From a physical preparation standpoint, the two main goals (if we exclude injury prevention) in mixed sports are:
- Improvement of maximal (specific) power (explosive and reactive strength) to carry on the ball skills and off-the ball movements (accelerating, cutting, stopping, jumping, etc) at higher intensity levels. This is sometimes limited by maximal strength.
- Improvement in the ability to carry the above mentioned activities over the duration of the game – improving their frequency and duration and minimizing their cost (by improving efficiency), by improving recovery capacity of the organism
For these reasons most mixed sports fall in the group of alactic-aerobic sports. Alactic-Anaerobic energy system (ATP/CP) is used to fuel short and powerful activity bursts, while the Aerobic system is used to replenish ATP/CP and to fuel lower intensity activity.
From time to time, there are instances where
- Mentioned high intensity activities are prolonged (up to 30sec) or there is longer duration sub-maximal intensity activity – SE, or Special Endurance
- Mentioned high intensity activities are repeated (up to 5-7 times) with very short rest (less than 20secs) – RSA, or Repeat Sprint Ability.
During these periods, Anaerobic-Lactic (Glycolytic) Energy system is utilized to a greater degree, thus there is some need for developing this energy system too, especially because those situations can decide the winner or the loser. There is a lot of cross and longitudinal researches that tries to figure out the relationship between RSA, SE, Aerobic Power (VO2max, vVO2max), Aerobic Capacity (vLT), on filed performance (distance covered, distance covered at higher intensities, number of sprints) etc, but without concise answers.
One can say that endurance training for mixed-sports should have elements of anti-glycolytic training where one should minimize role of glycolytic energy system during the game and thus minimize fatigue. This is why it is important to develop alactic and aerobic energy systems, with occasional reliance of glycolytic energy system.
Most if not all training wisdom comes from non-mixed sports (strength/power, endurance) or should I call them Traditional Olympic sports, like track and field, swimming, rowing, and cycling. In those sports competition calendar is well defined with couple of peaks (in terms of sport result) per year (1-3, but even more in modern strength/power sports). The duration of the preparatory period to competition period is in favor of preparatory period.
Because of this characteristic of Traditional Sports, numerous planning strategies has been proposed, like tapering and peaking for the competition period, maintenance of training adaptations via maintenance loads, utilizing residual training effects and delayed training effects in competition period, etc. Since the competition period is rather short, you can achieve peak.

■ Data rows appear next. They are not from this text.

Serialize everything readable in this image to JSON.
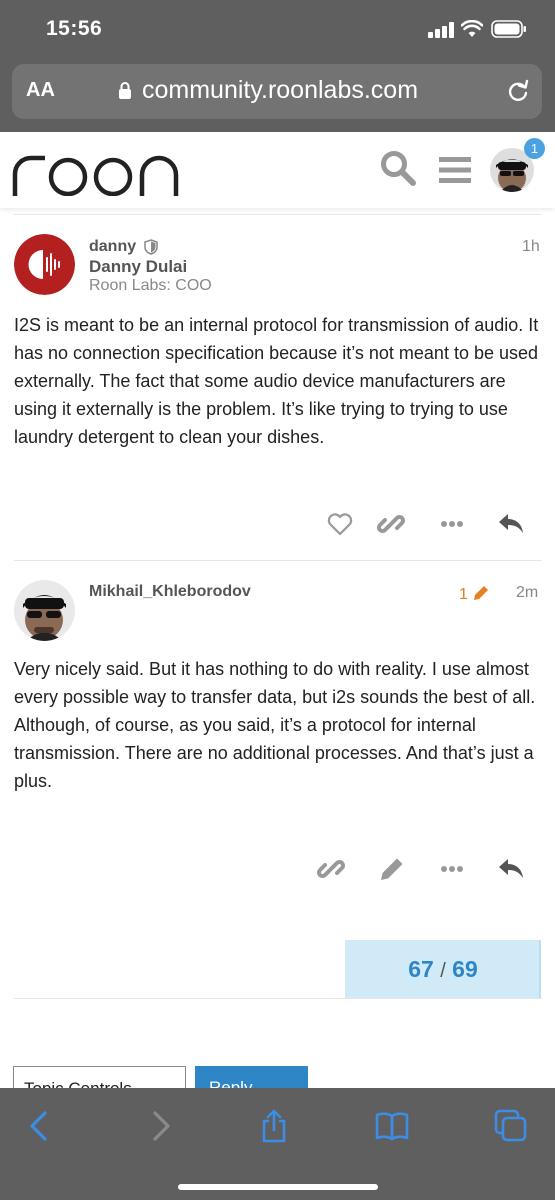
{
  "status_bar": {
    "time": "15:56"
  },
  "browser": {
    "text_size_label": "AA",
    "url": "community.roonlabs.com"
  },
  "header": {
    "logo_text": "roon",
    "notification_count": "1"
  },
  "posts": [
    {
      "username": "danny",
      "full_name": "Danny Dulai",
      "user_title": "Roon Labs: COO",
      "time": "1h",
      "body": "I2S is meant to be an internal protocol for transmission of audio. It has no connection specification because it’s not meant to be used externally. The fact that some audio device manufacturers are using it externally is the problem. It’s like trying to trying to use laundry detergent to clean your dishes."
    },
    {
      "username": "Mikhail_Khleborodov",
      "time": "2m",
      "edit_count": "1",
      "body_lines": [
        "Very nicely said. But it has nothing to do with reality. I use almost every possible way to transfer data, but i2s sounds the best of all.",
        "Although, of course, as you said, it’s a protocol for internal transmission. There are no additional processes. And that’s just a plus."
      ]
    }
  ],
  "timeline": {
    "current": "67",
    "separator": "/",
    "total": "69"
  },
  "bottom_controls": {
    "topic_controls_label": "Topic Controls",
    "reply_label": "Reply"
  },
  "colors": {
    "accent": "#2f86c6",
    "timeline_bg": "#d1eaf8",
    "edit": "#e67e22",
    "avatar_red": "#b3201f",
    "browser_chrome": "#5f5f5f",
    "badge": "#4aa3e0"
  }
}
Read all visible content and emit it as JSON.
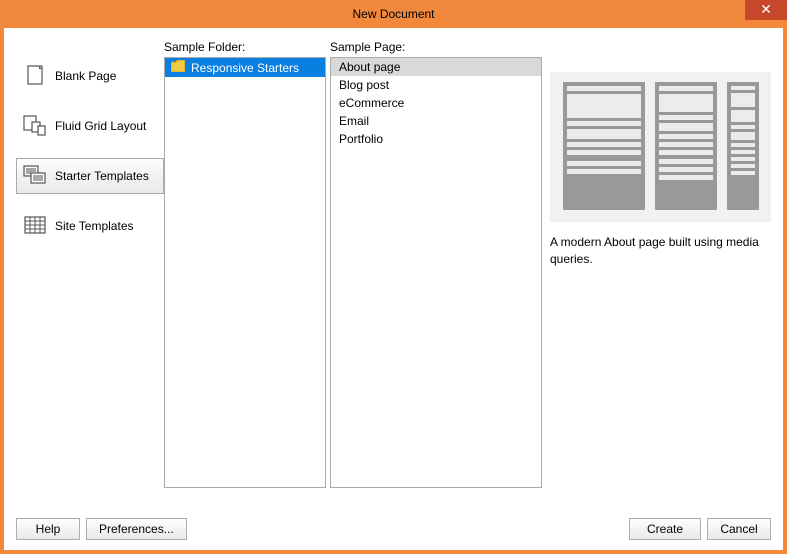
{
  "title": "New Document",
  "sidebar": {
    "items": [
      {
        "label": "Blank Page"
      },
      {
        "label": "Fluid Grid Layout"
      },
      {
        "label": "Starter Templates"
      },
      {
        "label": "Site Templates"
      }
    ]
  },
  "folder": {
    "label": "Sample Folder:",
    "items": [
      {
        "label": "Responsive Starters"
      }
    ]
  },
  "page": {
    "label": "Sample Page:",
    "items": [
      {
        "label": "About page"
      },
      {
        "label": "Blog post"
      },
      {
        "label": "eCommerce"
      },
      {
        "label": "Email"
      },
      {
        "label": "Portfolio"
      }
    ]
  },
  "preview": {
    "description": "A modern About page built using media queries."
  },
  "footer": {
    "help": "Help",
    "preferences": "Preferences...",
    "create": "Create",
    "cancel": "Cancel"
  }
}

Contrary to this Traditional Model, in mixed-sports (team sports, sport games) the competition calendar is getting longer and longer with less and less time for preparatory period. The need of the competition period can demand highly prepared players ready to play-injury free at the high level of play for prolonged period of time. In most cases there is no need to peak except for play-offs and international competitions. The goal is meta-stable level of performance over the whole competition period, rather than large peaks and valleys which are normal when peaking (see Joel Friel’s 7 Basic Training Assumptions, especially #7). My head coach Marko Nikolić usually says that we want players performing at 85% over the whole season, rather than them performing at 90+% (peak shape) now and then. The key here is: stable high level of performance and injury-free for a long competition period.
So, how can one utilize training wisdom from traditional sports and apply them blindly to mixed-sports? Square peg + round hole = bad things.